Unearthing the political urgency of moss with photographer and filmmaker Juliet Klottrup
Moss of Many Layers aims to emphasise the ecological potential of the Bolton Fell Moss and its ability to become a major carbon sink for England.
- 14 December 2022
- Joey Levenson
When we first spoke with photographer and filmmaker Juliet Klottrup, she was guiding us through the youth of the rural north, exploring their stories against a stunning backdrop few of us take vested interest in. Now, Juliet is back with another project of the same vein – only this time with a more intricate political message weaved into her subjects’ stories. Moss of Many Layers is an “art-science community and research project led by the University of Cumbria in partnership with scientists from the Centre for National Parks and Protected Areas, artists from the PLACE Collective and the landowners, Natural England”, Juliet tells It’s Nice That on her latest project’s genesis. “It’s mainly being run in collaboration with members of the local community.”
Taking place across the vast expanse of lowland bog known as Bolton Fell Moss, the project illuminates the rich resources and preservation efforts just north of Hadrian’s Wall in Cumbria. “Before the restoration started on this ‘wounded’ site. locals described it as looking as if the earth had been burnt or like a desolate brown moonscape,” Juliet explains. “However, it is now a National Nature Reserve and when it opens in 2023, following the long process of healing and recovering, it will be on track to become a major carbon sink for England.” For over a year, Juliet filmed the site and saw in detail how the Moss changes through each season. “From a sea of cotton grass, vivid green sphagnum mosses, a living carpet of spongey hummocks to deep purple heather,” she describes, looking back in fond recollection of time spent at the bog.

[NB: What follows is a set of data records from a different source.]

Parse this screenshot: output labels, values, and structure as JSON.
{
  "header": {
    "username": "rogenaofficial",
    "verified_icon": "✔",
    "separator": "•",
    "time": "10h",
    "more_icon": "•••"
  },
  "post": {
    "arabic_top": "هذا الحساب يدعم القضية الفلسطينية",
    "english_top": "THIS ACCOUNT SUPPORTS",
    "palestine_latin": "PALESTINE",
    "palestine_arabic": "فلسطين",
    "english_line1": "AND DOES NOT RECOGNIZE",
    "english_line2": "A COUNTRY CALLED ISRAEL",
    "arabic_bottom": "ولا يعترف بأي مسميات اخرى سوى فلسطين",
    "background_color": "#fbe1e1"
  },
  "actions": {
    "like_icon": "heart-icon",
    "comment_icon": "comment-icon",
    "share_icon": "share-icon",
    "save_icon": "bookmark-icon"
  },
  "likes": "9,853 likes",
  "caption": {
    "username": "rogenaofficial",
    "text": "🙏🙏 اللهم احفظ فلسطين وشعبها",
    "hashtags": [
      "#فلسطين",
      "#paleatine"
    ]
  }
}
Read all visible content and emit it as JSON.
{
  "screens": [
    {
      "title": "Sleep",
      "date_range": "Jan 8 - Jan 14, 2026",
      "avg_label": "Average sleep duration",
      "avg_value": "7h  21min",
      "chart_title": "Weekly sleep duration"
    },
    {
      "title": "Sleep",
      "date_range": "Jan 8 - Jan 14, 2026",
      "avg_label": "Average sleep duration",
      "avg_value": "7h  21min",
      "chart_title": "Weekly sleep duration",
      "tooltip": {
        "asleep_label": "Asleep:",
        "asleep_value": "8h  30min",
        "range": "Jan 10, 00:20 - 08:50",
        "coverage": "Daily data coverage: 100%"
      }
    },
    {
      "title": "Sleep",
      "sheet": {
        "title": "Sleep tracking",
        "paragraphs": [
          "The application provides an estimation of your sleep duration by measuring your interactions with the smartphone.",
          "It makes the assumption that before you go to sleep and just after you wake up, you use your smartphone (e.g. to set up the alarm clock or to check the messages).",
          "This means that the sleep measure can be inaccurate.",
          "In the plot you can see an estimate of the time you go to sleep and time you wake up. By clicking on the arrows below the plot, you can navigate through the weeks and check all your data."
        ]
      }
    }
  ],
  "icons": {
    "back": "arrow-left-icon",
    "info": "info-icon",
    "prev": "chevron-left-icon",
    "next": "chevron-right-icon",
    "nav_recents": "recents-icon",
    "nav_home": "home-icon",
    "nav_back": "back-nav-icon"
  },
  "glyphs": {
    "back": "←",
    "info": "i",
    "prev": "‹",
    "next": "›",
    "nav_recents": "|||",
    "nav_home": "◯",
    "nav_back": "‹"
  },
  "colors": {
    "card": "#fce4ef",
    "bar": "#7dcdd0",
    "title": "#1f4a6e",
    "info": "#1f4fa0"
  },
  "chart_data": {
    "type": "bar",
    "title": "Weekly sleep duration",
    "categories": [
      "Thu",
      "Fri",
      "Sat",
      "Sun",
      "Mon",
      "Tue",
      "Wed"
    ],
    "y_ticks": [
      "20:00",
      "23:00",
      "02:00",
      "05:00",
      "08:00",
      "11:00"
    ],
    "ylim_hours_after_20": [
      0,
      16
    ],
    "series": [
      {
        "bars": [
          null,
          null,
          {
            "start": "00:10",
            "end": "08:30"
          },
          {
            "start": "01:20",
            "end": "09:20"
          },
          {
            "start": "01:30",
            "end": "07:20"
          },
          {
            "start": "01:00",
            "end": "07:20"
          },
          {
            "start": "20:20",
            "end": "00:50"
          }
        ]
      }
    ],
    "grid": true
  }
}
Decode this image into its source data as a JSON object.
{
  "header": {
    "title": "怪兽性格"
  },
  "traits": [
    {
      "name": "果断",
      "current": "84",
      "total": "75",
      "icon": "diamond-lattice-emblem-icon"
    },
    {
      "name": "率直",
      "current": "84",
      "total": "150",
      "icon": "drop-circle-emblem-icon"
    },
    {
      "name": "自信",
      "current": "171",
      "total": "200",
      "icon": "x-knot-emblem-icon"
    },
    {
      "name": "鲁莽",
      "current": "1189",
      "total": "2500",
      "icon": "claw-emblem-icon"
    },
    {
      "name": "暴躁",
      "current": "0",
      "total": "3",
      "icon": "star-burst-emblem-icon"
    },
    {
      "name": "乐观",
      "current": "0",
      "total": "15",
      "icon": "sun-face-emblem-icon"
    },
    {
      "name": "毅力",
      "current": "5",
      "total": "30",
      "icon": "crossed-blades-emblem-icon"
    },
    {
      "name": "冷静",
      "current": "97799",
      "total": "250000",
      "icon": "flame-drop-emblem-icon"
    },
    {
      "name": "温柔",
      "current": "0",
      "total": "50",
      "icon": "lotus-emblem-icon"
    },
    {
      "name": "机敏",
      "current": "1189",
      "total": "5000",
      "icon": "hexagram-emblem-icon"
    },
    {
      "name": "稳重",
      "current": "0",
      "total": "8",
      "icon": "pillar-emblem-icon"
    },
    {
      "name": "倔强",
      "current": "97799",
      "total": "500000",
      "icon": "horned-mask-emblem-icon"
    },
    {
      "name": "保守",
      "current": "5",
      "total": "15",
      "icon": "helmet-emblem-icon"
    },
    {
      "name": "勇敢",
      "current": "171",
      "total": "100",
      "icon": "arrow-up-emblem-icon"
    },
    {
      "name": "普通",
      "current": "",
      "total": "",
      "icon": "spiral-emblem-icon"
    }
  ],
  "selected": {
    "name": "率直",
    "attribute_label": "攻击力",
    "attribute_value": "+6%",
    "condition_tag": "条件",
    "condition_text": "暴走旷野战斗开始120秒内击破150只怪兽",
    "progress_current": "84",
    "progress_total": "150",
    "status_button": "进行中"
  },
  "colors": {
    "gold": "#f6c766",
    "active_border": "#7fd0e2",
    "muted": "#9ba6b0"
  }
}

For centuries, Peat was hand cut at Bolton Fell Moss for domestic fuel to supply the horticultural industry. “The site became an important source of local employment for both full-time and seasonal workers. As production increased, more machines arrived and fewer people were needed,” Juliet explains. “Even so, as the factory was still one of the largest employers locally, there was a real threat to local incomes and a sense of loss when the site closed.” Moss of Many Layers is a fascinating insight in to the many people which now constitute the land, and through a stunning eclectic array of images we uncover the “complex relationship” between the locals and the site. As the Moss is no longer being “exploited for peat,” Juliet says, “there is a new generation of people who value the bog in a very different way.”
Juliet was fortunate enough to meet with over 30 people while creating the project, including “people who worked here, people who live close by, conservationists, scientists, researchers, artists, volunteers and school children all with a different relationship to the Moss". This valuable time spent understanding the land and its locals shines through in the project, as it shies away from a voyeuristic lens towards a more illustrative angle. “We have realised the importance of carbon and keeping it in the ground, so restoration on sites like this is imperative,” Juliet adds on the project’s message. “Without restoration, a bare, dry peatland exposes thousands of years of trapped carbon to the air and it becomes a significant carbon dioxide emitter, contributing to climate challenges. But if we restore it so that it is growing and making peat, the Moss becomes a huge potential carbon store again. Not only that, it also stores water within it.”
It’s a project which is not only tranquil and beautiful in its imagery, but one which also comes to life with a vibrant political life force. “The project came to me from my involvement with Place Collective, and it felt like a small piece of hopeful activism in the form of a visual essay,” Juliet concludes. “I am not able to give you a scientific report on the site but I can share with you a portrait of a place and the people to whom it belongs. I know it will be one of many more to come.”
GalleryJuliet Klottrup: Moss of Many Layers (Copyright © Juliet Klottrup, 2022)
Juliet Klottrup: Moss of Many Layers (Copyright © Juliet Klottrup, 2022)
About the Author
Joey is a freelance design, arts and culture writer based in London. He was part of the It’s Nice That team as editorial assistant in 2021, after graduating from King’s College, London. Previously, Joey worked as a writer for numerous fashion and art publications, such as HERO Magazine, Dazed, and Candy Transversal.